Would you print the records below word for word, without the pictures?

▸ **The data**
______________________________

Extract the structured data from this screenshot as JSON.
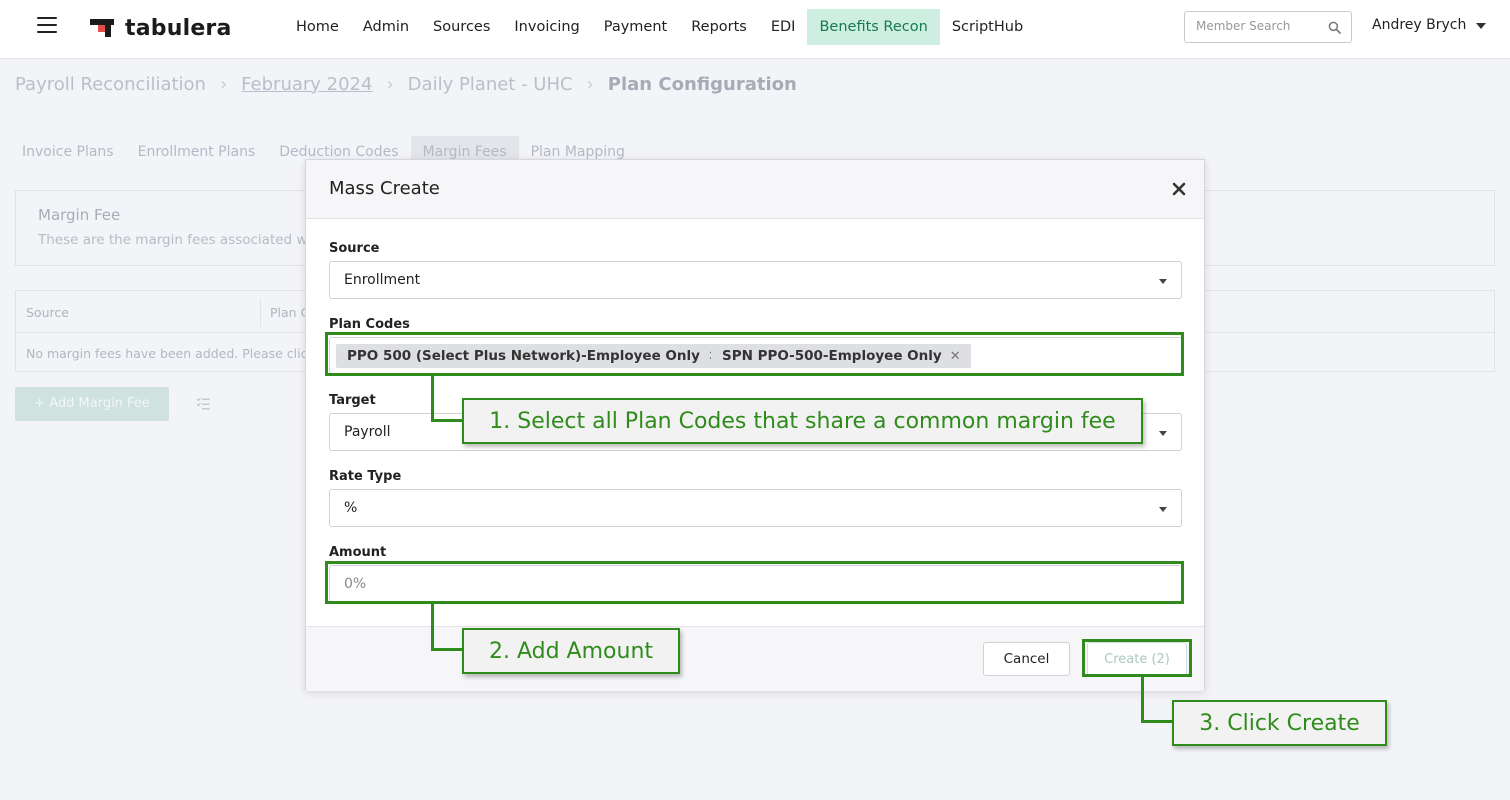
{
  "app": {
    "logo_text": "tabulera"
  },
  "nav": {
    "items": [
      "Home",
      "Admin",
      "Sources",
      "Invoicing",
      "Payment",
      "Reports",
      "EDI",
      "Benefits Recon",
      "ScriptHub"
    ],
    "active": "Benefits Recon",
    "active_color": "#cdeee0"
  },
  "search": {
    "placeholder": "Member Search"
  },
  "user": {
    "name": "Andrey Brych"
  },
  "breadcrumb": {
    "items": [
      "Payroll Reconciliation",
      "February 2024",
      "Daily Planet - UHC",
      "Plan Configuration"
    ]
  },
  "tabs": {
    "items": [
      "Invoice Plans",
      "Enrollment Plans",
      "Deduction Codes",
      "Margin Fees",
      "Plan Mapping"
    ],
    "active": "Margin Fees"
  },
  "card": {
    "title": "Margin Fee",
    "subtitle": "These are the margin fees associated w"
  },
  "table": {
    "headers": [
      "Source",
      "Plan C"
    ],
    "empty_text": "No margin fees have been added. Please clic"
  },
  "add_button": {
    "label": "+ Add Margin Fee"
  },
  "modal": {
    "title": "Mass Create",
    "source": {
      "label": "Source",
      "value": "Enrollment"
    },
    "plan_codes": {
      "label": "Plan Codes",
      "tags": [
        "PPO 500 (Select Plus Network)-Employee Only",
        "SPN PPO-500-Employee Only"
      ],
      "remove_glyph": "✕"
    },
    "target": {
      "label": "Target",
      "value": "Payroll"
    },
    "rate_type": {
      "label": "Rate Type",
      "value": "%"
    },
    "amount": {
      "label": "Amount",
      "placeholder": "0%"
    },
    "cancel_label": "Cancel",
    "create_label": "Create (2)"
  },
  "annotations": {
    "color": "#2f8c1c",
    "step1": "1. Select all Plan Codes that share a common margin fee",
    "step2": "2. Add Amount",
    "step3": "3. Click Create"
  }
}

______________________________

▸ **Exercise result**
Extract the structured data from this screenshot as JSON.
{
  "app": {
    "logo_text": "tabulera"
  },
  "nav": {
    "items": [
      "Home",
      "Admin",
      "Sources",
      "Invoicing",
      "Payment",
      "Reports",
      "EDI",
      "Benefits Recon",
      "ScriptHub"
    ],
    "active": "Benefits Recon",
    "active_color": "#cdeee0"
  },
  "search": {
    "placeholder": "Member Search"
  },
  "user": {
    "name": "Andrey Brych"
  },
  "breadcrumb": {
    "items": [
      "Payroll Reconciliation",
      "February 2024",
      "Daily Planet - UHC",
      "Plan Configuration"
    ]
  },
  "tabs": {
    "items": [
      "Invoice Plans",
      "Enrollment Plans",
      "Deduction Codes",
      "Margin Fees",
      "Plan Mapping"
    ],
    "active": "Margin Fees"
  },
  "card": {
    "title": "Margin Fee",
    "subtitle": "These are the margin fees associated w"
  },
  "table": {
    "headers": [
      "Source",
      "Plan C"
    ],
    "empty_text": "No margin fees have been added. Please clic"
  },
  "add_button": {
    "label": "+ Add Margin Fee"
  },
  "modal": {
    "title": "Mass Create",
    "source": {
      "label": "Source",
      "value": "Enrollment"
    },
    "plan_codes": {
      "label": "Plan Codes",
      "tags": [
        "PPO 500 (Select Plus Network)-Employee Only",
        "SPN PPO-500-Employee Only"
      ],
      "remove_glyph": "✕"
    },
    "target": {
      "label": "Target",
      "value": "Payroll"
    },
    "rate_type": {
      "label": "Rate Type",
      "value": "%"
    },
    "amount": {
      "label": "Amount",
      "placeholder": "0%"
    },
    "cancel_label": "Cancel",
    "create_label": "Create (2)"
  },
  "annotations": {
    "color": "#2f8c1c",
    "step1": "1. Select all Plan Codes that share a common margin fee",
    "step2": "2. Add Amount",
    "step3": "3. Click Create"
  }
}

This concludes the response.